“We think by 2020, there may be more of a hydrogen infrastructure to the point we can market our fuel-cell vehicles,” says Cho Kwon Tae, a senior research engineer with Hyundai’s Fuel Cell Vehicle Team 2.
The cost at the pump is competitive and becoming more so. Currently priced in many areas at $10 per kilogram, the ix35 FCV can be filled up for $56, about what it costs to top off a fullsize pickup, with similar driving range.
Tae says the industry expects the cost of hydrogen to fall dramatically to about $5 per kilogram by 2015. “But in the U.S., they are targeting around $2 to $3 per kilogram by 2015,” he adds.
Hydrogen fuel currently is derived from petroleum and natural-gas reforming, but future potential renewable sources include wind, solar, biomass and nuclear energy.
Hyundai’s research suggests the total cost of ownership will plummet for FCVs. In 2010, the cost in Euros was about E0.9 per kilometer driven, compared with E0.5 per kilometer for a BEV, E0.3 per kilometer for a PHEV and E0.2 per kilometer for a gasoline-powered vehicle, the auto maker says.
By 2015, all four of these vehicle classes is expected to be below E0.4 per kilometer, and by 2020 the total cost of ownership will be the same for all four, about E0.3 per kilometer, according to Hyundai research.
“Eco-friendly vehicle cost is much higher than an internal-combustion engine right now, but after 2020 it will be much closer,” Shim says.
Since Hyundai began its fuel-cell program in 1998, costs have come down dramatically. The first prototype a decade ago cost 1.1 billion won ($1 million) to build.
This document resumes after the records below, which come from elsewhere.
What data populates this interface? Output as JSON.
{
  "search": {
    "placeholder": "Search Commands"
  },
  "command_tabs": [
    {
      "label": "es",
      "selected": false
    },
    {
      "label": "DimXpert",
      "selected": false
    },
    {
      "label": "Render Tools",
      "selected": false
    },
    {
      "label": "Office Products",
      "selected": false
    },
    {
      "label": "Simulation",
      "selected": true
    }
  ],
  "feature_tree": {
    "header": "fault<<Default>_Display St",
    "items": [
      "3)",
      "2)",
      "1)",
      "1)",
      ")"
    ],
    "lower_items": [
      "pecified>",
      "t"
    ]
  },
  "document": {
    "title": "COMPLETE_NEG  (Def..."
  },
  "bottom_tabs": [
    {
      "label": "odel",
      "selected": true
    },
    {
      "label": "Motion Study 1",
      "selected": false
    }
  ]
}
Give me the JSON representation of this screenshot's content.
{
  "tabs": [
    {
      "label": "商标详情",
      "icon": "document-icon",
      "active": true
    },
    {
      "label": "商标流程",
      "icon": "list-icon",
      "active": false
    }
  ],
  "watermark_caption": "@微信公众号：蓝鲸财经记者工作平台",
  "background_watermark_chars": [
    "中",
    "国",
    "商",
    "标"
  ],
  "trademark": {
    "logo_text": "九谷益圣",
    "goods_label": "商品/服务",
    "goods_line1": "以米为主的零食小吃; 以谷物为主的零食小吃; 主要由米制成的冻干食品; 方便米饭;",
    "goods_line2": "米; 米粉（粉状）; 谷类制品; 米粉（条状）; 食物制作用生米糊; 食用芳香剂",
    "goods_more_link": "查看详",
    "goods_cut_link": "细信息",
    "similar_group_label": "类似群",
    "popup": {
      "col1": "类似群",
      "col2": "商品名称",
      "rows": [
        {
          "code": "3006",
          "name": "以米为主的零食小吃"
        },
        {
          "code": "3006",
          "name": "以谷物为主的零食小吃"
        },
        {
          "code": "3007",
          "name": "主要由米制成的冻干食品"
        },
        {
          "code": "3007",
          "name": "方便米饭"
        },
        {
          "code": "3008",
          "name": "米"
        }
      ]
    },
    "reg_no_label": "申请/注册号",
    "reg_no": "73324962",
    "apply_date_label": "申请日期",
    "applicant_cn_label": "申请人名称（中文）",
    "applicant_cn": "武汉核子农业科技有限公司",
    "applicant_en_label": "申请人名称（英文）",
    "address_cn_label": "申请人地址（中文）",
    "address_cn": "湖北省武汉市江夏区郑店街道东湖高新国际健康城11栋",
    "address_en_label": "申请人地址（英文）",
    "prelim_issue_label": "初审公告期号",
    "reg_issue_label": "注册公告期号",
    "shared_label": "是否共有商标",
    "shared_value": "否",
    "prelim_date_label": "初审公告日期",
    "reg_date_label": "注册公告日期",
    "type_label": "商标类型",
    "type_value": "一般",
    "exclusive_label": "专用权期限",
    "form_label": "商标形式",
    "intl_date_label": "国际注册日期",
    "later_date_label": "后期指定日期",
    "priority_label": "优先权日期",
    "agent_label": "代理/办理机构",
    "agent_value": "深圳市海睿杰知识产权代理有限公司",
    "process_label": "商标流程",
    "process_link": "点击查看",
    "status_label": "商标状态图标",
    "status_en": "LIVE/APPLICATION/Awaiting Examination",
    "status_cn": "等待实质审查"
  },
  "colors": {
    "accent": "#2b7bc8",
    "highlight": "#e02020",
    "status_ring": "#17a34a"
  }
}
This latest version cost 168 million won ($150,000).
Kiho Yoo, director of Fuel Cell Vehicle Team 2, says the new vehicle handles more confidently than the first iteration. “The weight balance is much better than it was 10 years ago,” Yoo tells WardsAuto.
Although the research program has been extremely expensive, Yoo says he is sure the payoff will come.
“We believe the fuel cell is the ultimate future,” he says. “And we are prepared for this future.”